"Tells the story of the rise and fall of black militia units in Georgia during the post-Civil War era and highlights how black militia service symbolized citizenship, political activism, social standing, and the hope for a bright future for African Americans throughout the United States."--Marcus S. Cox, author of Segregated Soldiers: Military Training at Historically Black Colleges in the Jim Crow South
In Show Thyself a Man, Gregory Mixon explores the ways in which African Americans in postbellum Georgia used militia service after the Civil War to define freedom and citizenship. Independent militias empowered them to get involved in politics, secure their own financial independence, and mobilize for self-defense.
As whites and blacks competed for state sponsorship of their militia companies, African Americans sought to establish their roles as citizens of their country and their state.

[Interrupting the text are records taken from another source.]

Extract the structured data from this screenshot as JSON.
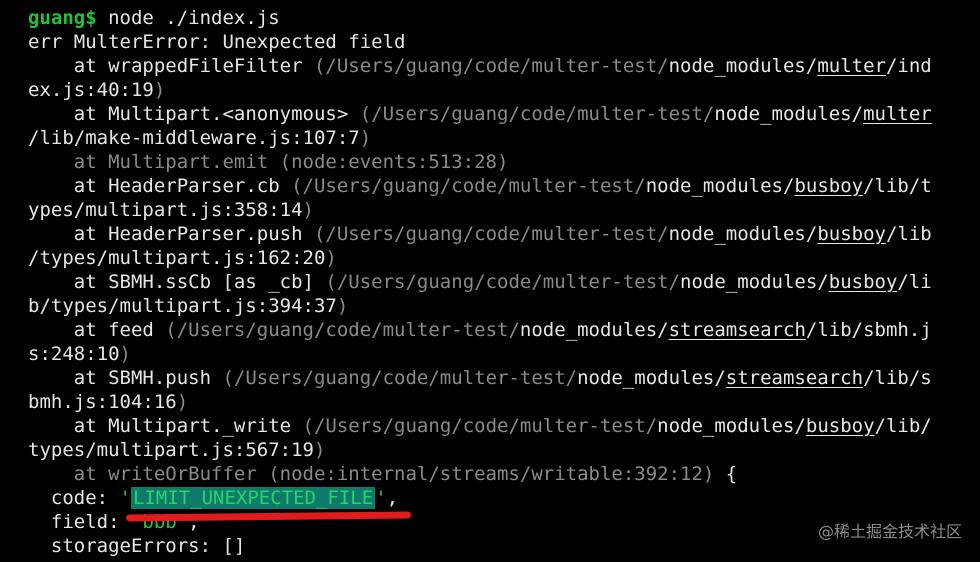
{
  "terminal": {
    "prompt": "guang$",
    "command": " node ./index.js",
    "error_header": "err MulterError: Unexpected field",
    "stack": {
      "l1_at": "    at wrappedFileFilter ",
      "l1_p1": "(/Users/guang/code/multer-test/",
      "l1_nm": "node_modules/",
      "l1_mod": "multer",
      "l1_tail": "/ind",
      "l2": "ex.js:40:19",
      "l2_close": ")",
      "l3_at": "    at Multipart.<anonymous> ",
      "l3_p1": "(/Users/guang/code/multer-test/",
      "l3_nm": "node_modules/",
      "l3_mod": "multer",
      "l4": "/lib/make-middleware.js:107:7",
      "l4_close": ")",
      "l5": "    at Multipart.emit (node:events:513:28)",
      "l6_at": "    at HeaderParser.cb ",
      "l6_p1": "(/Users/guang/code/multer-test/",
      "l6_nm": "node_modules/",
      "l6_mod": "busboy",
      "l6_tail": "/lib/t",
      "l7": "ypes/multipart.js:358:14",
      "l7_close": ")",
      "l8_at": "    at HeaderParser.push ",
      "l8_p1": "(/Users/guang/code/multer-test/",
      "l8_nm": "node_modules/",
      "l8_mod": "busboy",
      "l8_tail": "/lib",
      "l9": "/types/multipart.js:162:20",
      "l9_close": ")",
      "l10_at": "    at SBMH.ssCb [as _cb] ",
      "l10_p1": "(/Users/guang/code/multer-test/",
      "l10_nm": "node_modules/",
      "l10_mod": "busboy",
      "l10_tail": "/li",
      "l11": "b/types/multipart.js:394:37",
      "l11_close": ")",
      "l12_at": "    at feed ",
      "l12_p1": "(/Users/guang/code/multer-test/",
      "l12_nm": "node_modules/",
      "l12_mod": "streamsearch",
      "l12_tail": "/lib/sbmh.j",
      "l13": "s:248:10",
      "l13_close": ")",
      "l14_at": "    at SBMH.push ",
      "l14_p1": "(/Users/guang/code/multer-test/",
      "l14_nm": "node_modules/",
      "l14_mod": "streamsearch",
      "l14_tail": "/lib/s",
      "l15": "bmh.js:104:16",
      "l15_close": ")",
      "l16_at": "    at Multipart._write ",
      "l16_p1": "(/Users/guang/code/multer-test/",
      "l16_nm": "node_modules/",
      "l16_mod": "busboy",
      "l16_tail": "/lib/",
      "l17": "types/multipart.js:567:19",
      "l17_close": ")",
      "l18": "    at writeOrBuffer (node:internal/streams/writable:392:12)",
      "l18_brace": " {"
    },
    "code_key": "  code: ",
    "code_quote_open": "'",
    "code_value": "LIMIT_UNEXPECTED_FILE",
    "code_quote_close": "'",
    "code_comma": ",",
    "field_key": "  field: ",
    "field_value": "'bbb'",
    "field_comma": ",",
    "storage_line": "  storageErrors: []"
  },
  "watermark": "@稀土掘金技术社区",
  "colors": {
    "background": "#000000",
    "prompt": "#21c437",
    "string": "#25c24a",
    "highlight": "#0f7a6a",
    "annotation": "#e21b1b"
  }
}
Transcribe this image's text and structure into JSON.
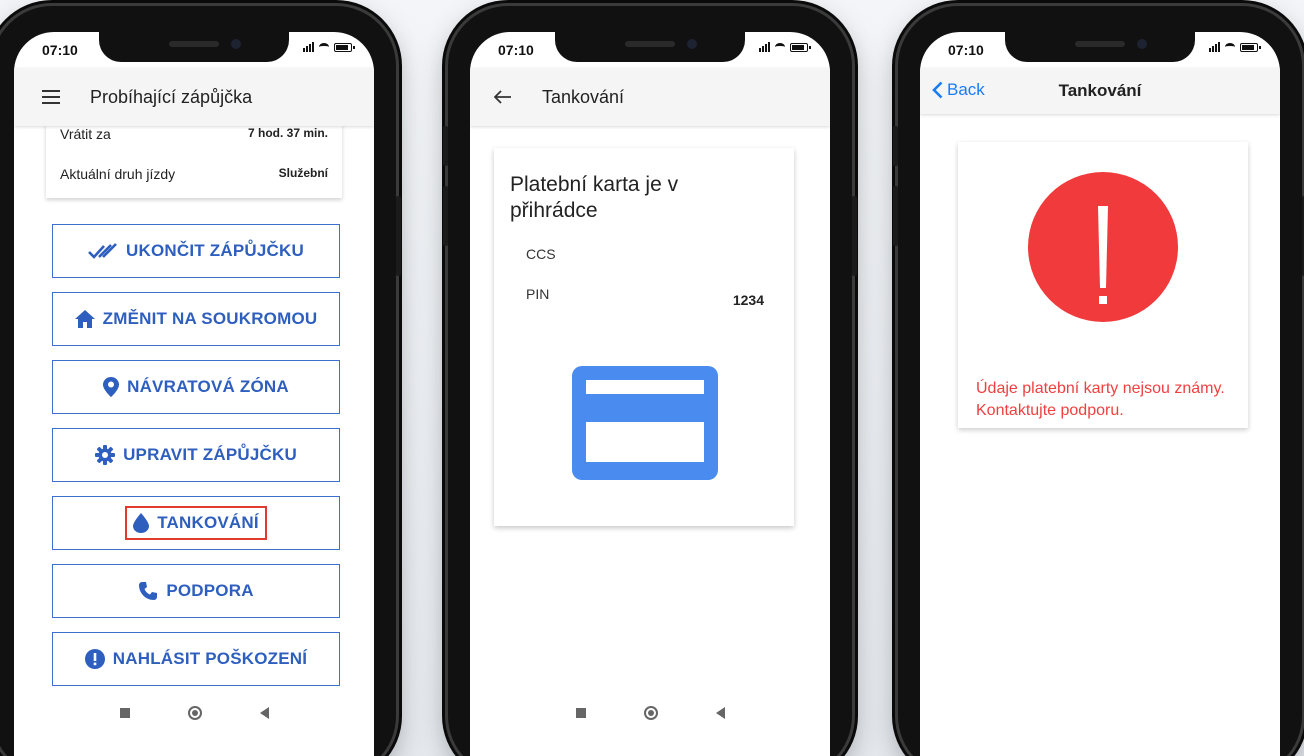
{
  "status_time": "07:10",
  "phone1": {
    "app_title": "Probíhající zápůjčka",
    "summary": [
      {
        "label": "Vrátit za",
        "value": "7 hod. 37 min."
      },
      {
        "label": "Aktuální druh jízdy",
        "value": "Služební"
      }
    ],
    "actions": [
      {
        "label": "UKONČIT ZÁPŮJČKU",
        "icon": "double-check-icon"
      },
      {
        "label": "ZMĚNIT NA SOUKROMOU",
        "icon": "home-icon"
      },
      {
        "label": "NÁVRATOVÁ ZÓNA",
        "icon": "location-pin-icon"
      },
      {
        "label": "UPRAVIT ZÁPŮJČKU",
        "icon": "gear-icon"
      },
      {
        "label": "TANKOVÁNÍ",
        "icon": "fuel-drop-icon",
        "highlighted": true
      },
      {
        "label": "PODPORA",
        "icon": "phone-icon"
      },
      {
        "label": "NAHLÁSIT POŠKOZENÍ",
        "icon": "alert-circle-icon"
      }
    ]
  },
  "phone2": {
    "app_title": "Tankování",
    "card_title": "Platební karta je v přihrádce",
    "rows": [
      {
        "label": "CCS",
        "value": ""
      },
      {
        "label": "PIN",
        "value": "1234"
      }
    ],
    "card_icon": "credit-card-icon"
  },
  "phone3": {
    "back_label": "Back",
    "app_title": "Tankování",
    "error_text": "Údaje platební karty nejsou známy. Kontaktujte podporu."
  },
  "colors": {
    "accent": "#2e5fbf",
    "card_blue": "#4a8bf0",
    "error_red": "#f13a3b",
    "highlight_border": "#e23b2e",
    "ios_blue": "#1a7cf5"
  }
}
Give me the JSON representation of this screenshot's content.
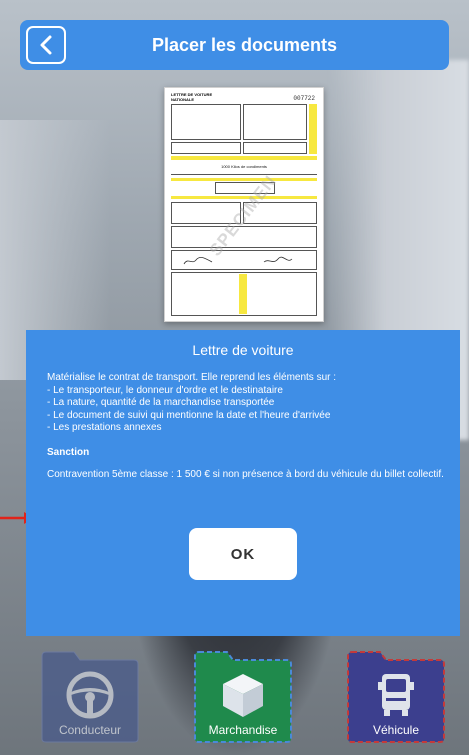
{
  "header": {
    "title": "Placer les documents",
    "back_icon": "chevron-left-icon"
  },
  "document": {
    "title": "LETTRE DE VOITURE",
    "subtitle": "NATIONALE",
    "number": "007722",
    "weight_text": "1000 Kilos de condiments",
    "watermark": "SPECIMEN"
  },
  "modal": {
    "title": "Lettre de voiture",
    "intro": "Matérialise le contrat de transport. Elle reprend les éléments sur :",
    "items": [
      "- Le transporteur, le donneur d'ordre et le destinataire",
      "- La nature, quantité de la marchandise transportée",
      "- Le document de suivi qui mentionne la date et l'heure d'arrivée",
      "- Les prestations annexes"
    ],
    "sanction_heading": "Sanction",
    "sanction_text": "Contravention 5ème classe : 1 500 € si non présence à bord du véhicule du billet collectif.",
    "ok_label": "OK"
  },
  "tabs": [
    {
      "label": "Conducteur",
      "icon": "steering-wheel-icon",
      "color": "#4a5b8a"
    },
    {
      "label": "Marchandise",
      "icon": "package-box-icon",
      "color": "#1f8a4c"
    },
    {
      "label": "Véhicule",
      "icon": "truck-icon",
      "color": "#3c3f8e"
    }
  ],
  "colors": {
    "accent": "#3f8ee6",
    "arrow": "#e0231b"
  }
}
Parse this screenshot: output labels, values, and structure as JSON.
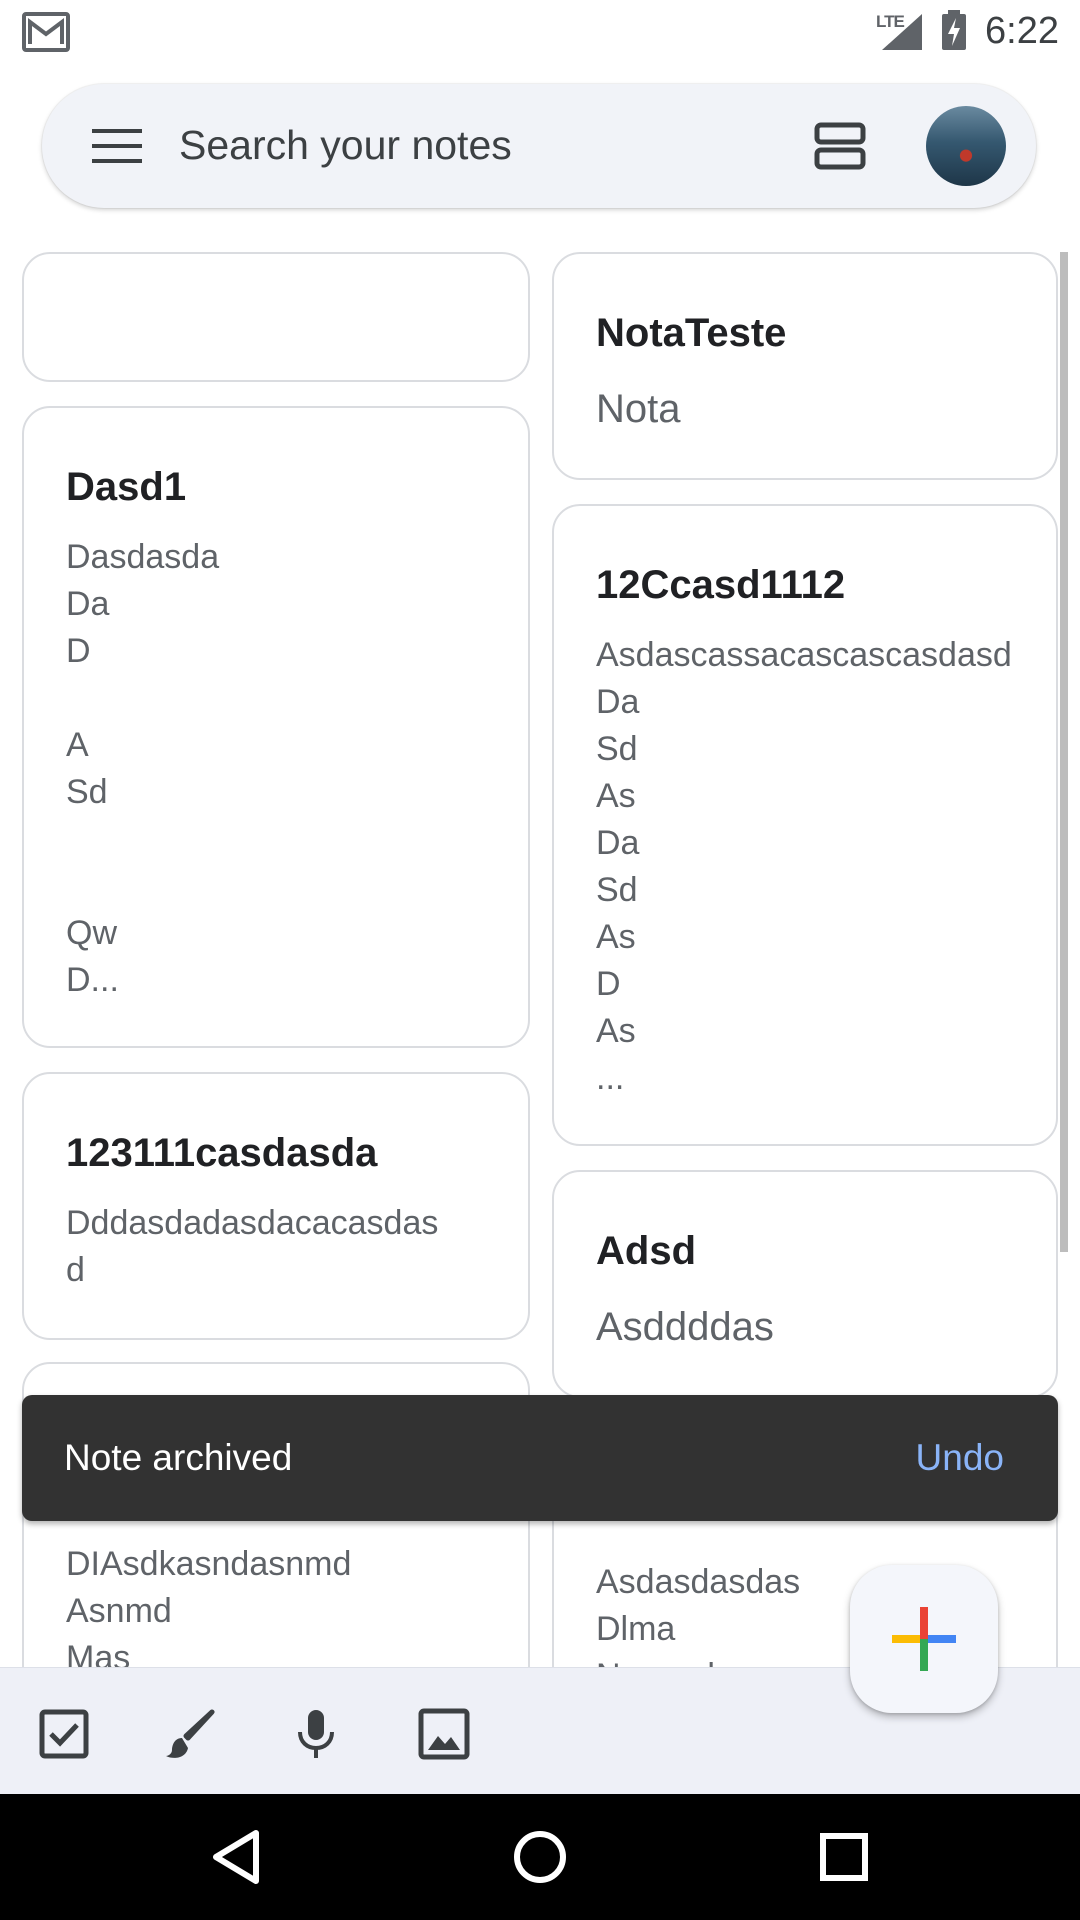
{
  "status_bar": {
    "network": "LTE",
    "time": "6:22",
    "icons": [
      "gmail-icon",
      "signal-icon",
      "battery-charging-icon"
    ]
  },
  "search": {
    "placeholder": "Search your notes",
    "icons": [
      "menu-icon",
      "grid-layout-icon",
      "account-avatar"
    ]
  },
  "notes": [
    {
      "title": "",
      "body": ""
    },
    {
      "title": "Dasd1",
      "body": "Dasdasda\nDa\nD\n\nA\nSd\n\n\nQw\nD..."
    },
    {
      "title": "123111casdasda",
      "body": "Dddasdadasdacacasdas\nd"
    },
    {
      "title": "",
      "body": "DIAsdkasndasnmd\nAsnmd\nMas"
    },
    {
      "title": "NotaTeste",
      "body": "Nota"
    },
    {
      "title": "12Ccasd1112",
      "body": "Asdascassacascascasdasd\nDa\nSd\nAs\nDa\nSd\nAs\nD\nAs\n..."
    },
    {
      "title": "Adsd",
      "body": "Asddddas"
    },
    {
      "title": "",
      "body": "Asdasdasdas\nDlma\nNcvmwk c"
    }
  ],
  "snackbar": {
    "message": "Note archived",
    "action": "Undo"
  },
  "bottom_bar": {
    "tools": [
      "checkbox-icon",
      "brush-icon",
      "mic-icon",
      "image-icon"
    ],
    "fab": "add-icon"
  },
  "nav_bar": {
    "buttons": [
      "back-icon",
      "home-icon",
      "recents-icon"
    ]
  }
}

They proved their efficiency as militiamen and publicly commemorated black freedom and progress with celebrations such as Emancipation Day and the anniversaries of the Civil War Amendments.
White Georgians, however, used the militia as a different symbol of freedom--to ensure not only the postwar white right to rule but to assert states' rights. This social, political, and military history examines how black militias were integral to the process of liberation, Reconstruction, and nation-building that defined the latter half of the nineteenth century South.
Gregory Mixon, associate professor of history at the University of North Carolina Charlotte, is the author of The Atlanta Riot: Race, Class, and Violence in a New South City.
A volume in the series Southern Dissent, edited by Stanley Harrold and Randall M. Miller
A tremendously valuable study. . . . [for] anyone who wants to understand African American military service and the ambiguous relationship between military service and American citizenship. -- Civil War Book Review
Expands our understanding of African American agency during Georgia’s post-Civil War era [and] . . . . breaks new ground by underscoring the important interplay between race and civilian military power during Reconstruction. -- Journal of Southern History